_PROBLEM REQUIREMENTS:_ Every record needs to come back as written, except for the pictures.

[Opening EXERCISE MATERIALS section]

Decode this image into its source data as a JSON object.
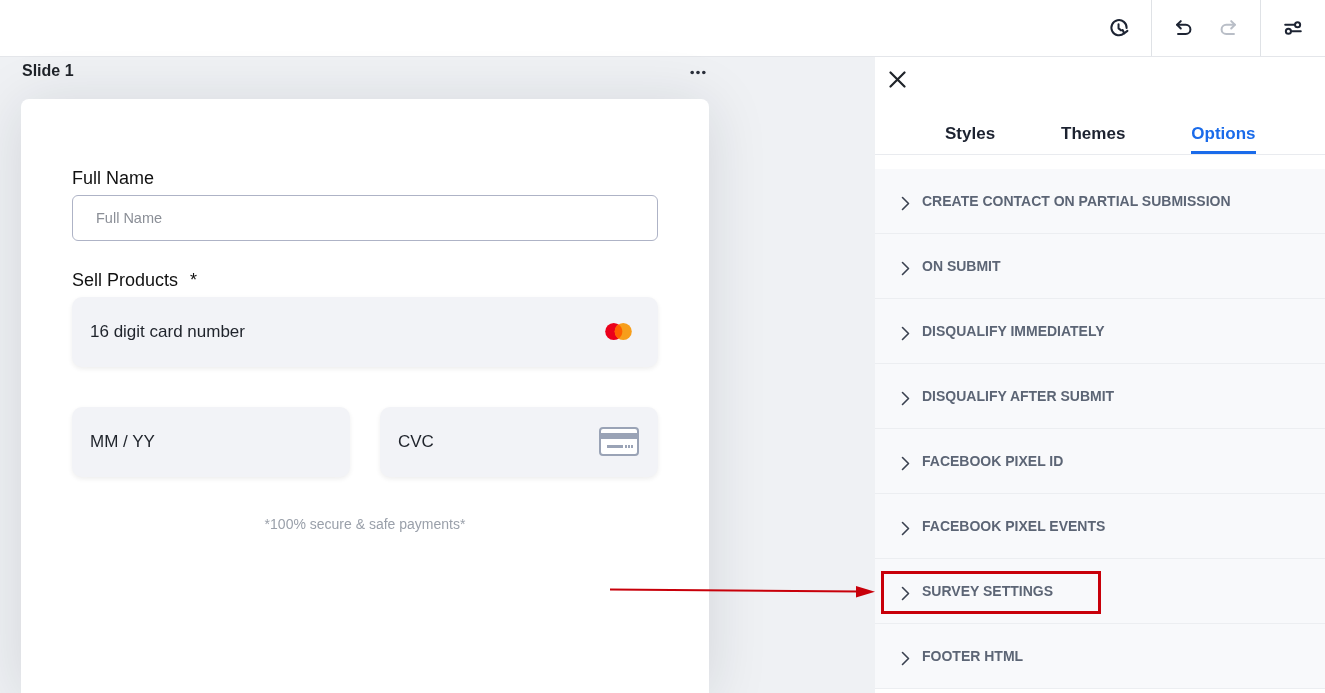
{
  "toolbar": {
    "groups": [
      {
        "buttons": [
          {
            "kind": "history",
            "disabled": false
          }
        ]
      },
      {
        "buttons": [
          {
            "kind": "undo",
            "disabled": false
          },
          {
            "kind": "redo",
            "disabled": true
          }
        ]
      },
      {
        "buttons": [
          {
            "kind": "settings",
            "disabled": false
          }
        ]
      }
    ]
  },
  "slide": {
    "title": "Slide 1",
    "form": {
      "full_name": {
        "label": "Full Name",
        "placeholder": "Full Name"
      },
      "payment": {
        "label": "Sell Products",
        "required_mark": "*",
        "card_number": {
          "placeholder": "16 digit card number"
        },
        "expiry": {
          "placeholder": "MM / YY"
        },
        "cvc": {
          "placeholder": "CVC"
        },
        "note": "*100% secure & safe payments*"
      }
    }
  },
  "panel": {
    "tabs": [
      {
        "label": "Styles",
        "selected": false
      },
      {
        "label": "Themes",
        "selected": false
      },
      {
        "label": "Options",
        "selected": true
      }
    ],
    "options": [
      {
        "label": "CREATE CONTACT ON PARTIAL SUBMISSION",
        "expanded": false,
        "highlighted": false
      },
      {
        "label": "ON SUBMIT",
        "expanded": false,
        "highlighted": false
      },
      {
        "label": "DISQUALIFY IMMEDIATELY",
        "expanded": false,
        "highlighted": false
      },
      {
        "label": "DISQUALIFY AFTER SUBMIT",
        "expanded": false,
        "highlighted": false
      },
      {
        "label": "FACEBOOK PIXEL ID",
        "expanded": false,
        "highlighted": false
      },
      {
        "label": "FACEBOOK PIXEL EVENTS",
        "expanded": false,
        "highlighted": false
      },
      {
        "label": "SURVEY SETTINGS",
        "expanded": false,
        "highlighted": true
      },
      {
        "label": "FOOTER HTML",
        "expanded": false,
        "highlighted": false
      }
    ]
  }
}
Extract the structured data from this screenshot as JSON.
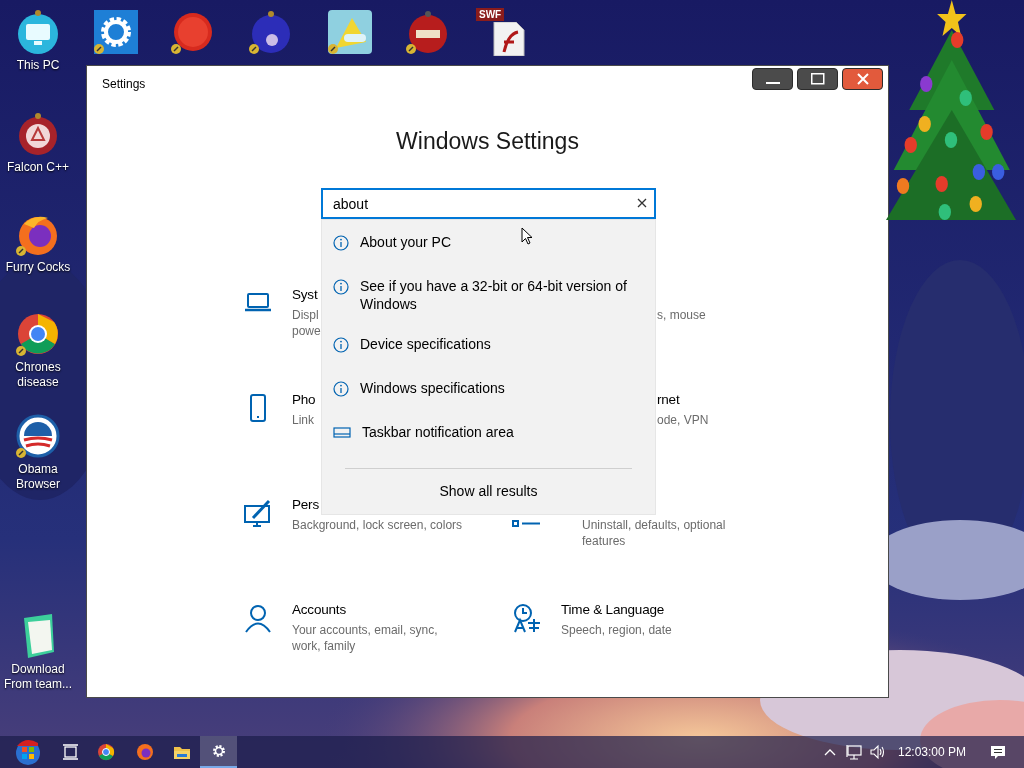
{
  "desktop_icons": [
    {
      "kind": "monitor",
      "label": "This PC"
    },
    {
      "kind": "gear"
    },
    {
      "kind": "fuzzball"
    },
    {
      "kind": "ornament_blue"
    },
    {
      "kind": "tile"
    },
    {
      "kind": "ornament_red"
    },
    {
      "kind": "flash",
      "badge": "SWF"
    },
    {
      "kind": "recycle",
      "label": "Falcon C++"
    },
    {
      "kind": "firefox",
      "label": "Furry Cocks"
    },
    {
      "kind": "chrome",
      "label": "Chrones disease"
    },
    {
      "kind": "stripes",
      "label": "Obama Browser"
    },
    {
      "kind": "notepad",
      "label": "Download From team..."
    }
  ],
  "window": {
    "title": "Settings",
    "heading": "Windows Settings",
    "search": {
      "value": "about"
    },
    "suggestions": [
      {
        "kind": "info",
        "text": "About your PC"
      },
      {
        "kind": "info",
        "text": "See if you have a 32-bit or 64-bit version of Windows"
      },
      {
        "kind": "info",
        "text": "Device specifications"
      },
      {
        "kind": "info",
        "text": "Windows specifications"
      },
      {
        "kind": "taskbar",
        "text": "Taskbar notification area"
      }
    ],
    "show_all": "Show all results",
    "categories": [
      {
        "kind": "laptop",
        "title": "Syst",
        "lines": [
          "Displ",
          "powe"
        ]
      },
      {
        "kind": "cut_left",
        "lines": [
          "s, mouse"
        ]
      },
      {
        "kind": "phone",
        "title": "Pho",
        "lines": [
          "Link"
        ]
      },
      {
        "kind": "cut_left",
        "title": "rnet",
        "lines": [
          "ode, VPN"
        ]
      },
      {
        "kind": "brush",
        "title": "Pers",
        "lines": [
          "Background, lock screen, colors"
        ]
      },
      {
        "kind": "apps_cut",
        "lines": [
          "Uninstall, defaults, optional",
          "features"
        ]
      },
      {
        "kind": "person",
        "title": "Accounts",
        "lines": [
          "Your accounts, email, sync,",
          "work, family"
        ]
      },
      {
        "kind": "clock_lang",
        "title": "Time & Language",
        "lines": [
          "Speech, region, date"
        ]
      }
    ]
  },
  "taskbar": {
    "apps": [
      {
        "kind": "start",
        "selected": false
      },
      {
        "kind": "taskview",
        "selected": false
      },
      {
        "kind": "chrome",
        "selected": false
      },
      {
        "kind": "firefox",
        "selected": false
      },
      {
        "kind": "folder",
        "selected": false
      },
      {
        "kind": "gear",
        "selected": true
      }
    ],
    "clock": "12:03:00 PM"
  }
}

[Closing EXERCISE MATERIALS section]

_ANSWER AREA:_
Decode this image into its source data as a JSON object.
{
  "toolbar": {
    "groups": [
      {
        "buttons": [
          {
            "kind": "history",
            "disabled": false
          }
        ]
      },
      {
        "buttons": [
          {
            "kind": "undo",
            "disabled": false
          },
          {
            "kind": "redo",
            "disabled": true
          }
        ]
      },
      {
        "buttons": [
          {
            "kind": "settings",
            "disabled": false
          }
        ]
      }
    ]
  },
  "slide": {
    "title": "Slide 1",
    "form": {
      "full_name": {
        "label": "Full Name",
        "placeholder": "Full Name"
      },
      "payment": {
        "label": "Sell Products",
        "required_mark": "*",
        "card_number": {
          "placeholder": "16 digit card number"
        },
        "expiry": {
          "placeholder": "MM / YY"
        },
        "cvc": {
          "placeholder": "CVC"
        },
        "note": "*100% secure & safe payments*"
      }
    }
  },
  "panel": {
    "tabs": [
      {
        "label": "Styles",
        "selected": false
      },
      {
        "label": "Themes",
        "selected": false
      },
      {
        "label": "Options",
        "selected": true
      }
    ],
    "options": [
      {
        "label": "CREATE CONTACT ON PARTIAL SUBMISSION",
        "expanded": false,
        "highlighted": false
      },
      {
        "label": "ON SUBMIT",
        "expanded": false,
        "highlighted": false
      },
      {
        "label": "DISQUALIFY IMMEDIATELY",
        "expanded": false,
        "highlighted": false
      },
      {
        "label": "DISQUALIFY AFTER SUBMIT",
        "expanded": false,
        "highlighted": false
      },
      {
        "label": "FACEBOOK PIXEL ID",
        "expanded": false,
        "highlighted": false
      },
      {
        "label": "FACEBOOK PIXEL EVENTS",
        "expanded": false,
        "highlighted": false
      },
      {
        "label": "SURVEY SETTINGS",
        "expanded": false,
        "highlighted": true
      },
      {
        "label": "FOOTER HTML",
        "expanded": false,
        "highlighted": false
      }
    ]
  }
}
Extract the structured data from this screenshot as JSON.
{
  "desktop_icons": [
    {
      "kind": "monitor",
      "label": "This PC"
    },
    {
      "kind": "gear"
    },
    {
      "kind": "fuzzball"
    },
    {
      "kind": "ornament_blue"
    },
    {
      "kind": "tile"
    },
    {
      "kind": "ornament_red"
    },
    {
      "kind": "flash",
      "badge": "SWF"
    },
    {
      "kind": "recycle",
      "label": "Falcon C++"
    },
    {
      "kind": "firefox",
      "label": "Furry Cocks"
    },
    {
      "kind": "chrome",
      "label": "Chrones disease"
    },
    {
      "kind": "stripes",
      "label": "Obama Browser"
    },
    {
      "kind": "notepad",
      "label": "Download From team..."
    }
  ],
  "window": {
    "title": "Settings",
    "heading": "Windows Settings",
    "search": {
      "value": "about"
    },
    "suggestions": [
      {
        "kind": "info",
        "text": "About your PC"
      },
      {
        "kind": "info",
        "text": "See if you have a 32-bit or 64-bit version of Windows"
      },
      {
        "kind": "info",
        "text": "Device specifications"
      },
      {
        "kind": "info",
        "text": "Windows specifications"
      },
      {
        "kind": "taskbar",
        "text": "Taskbar notification area"
      }
    ],
    "show_all": "Show all results",
    "categories": [
      {
        "kind": "laptop",
        "title": "Syst",
        "lines": [
          "Displ",
          "powe"
        ]
      },
      {
        "kind": "cut_left",
        "lines": [
          "s, mouse"
        ]
      },
      {
        "kind": "phone",
        "title": "Pho",
        "lines": [
          "Link"
        ]
      },
      {
        "kind": "cut_left",
        "title": "rnet",
        "lines": [
          "ode, VPN"
        ]
      },
      {
        "kind": "brush",
        "title": "Pers",
        "lines": [
          "Background, lock screen, colors"
        ]
      },
      {
        "kind": "apps_cut",
        "lines": [
          "Uninstall, defaults, optional",
          "features"
        ]
      },
      {
        "kind": "person",
        "title": "Accounts",
        "lines": [
          "Your accounts, email, sync,",
          "work, family"
        ]
      },
      {
        "kind": "clock_lang",
        "title": "Time & Language",
        "lines": [
          "Speech, region, date"
        ]
      }
    ]
  },
  "taskbar": {
    "apps": [
      {
        "kind": "start",
        "selected": false
      },
      {
        "kind": "taskview",
        "selected": false
      },
      {
        "kind": "chrome",
        "selected": false
      },
      {
        "kind": "firefox",
        "selected": false
      },
      {
        "kind": "folder",
        "selected": false
      },
      {
        "kind": "gear",
        "selected": true
      }
    ],
    "clock": "12:03:00 PM"
  }
}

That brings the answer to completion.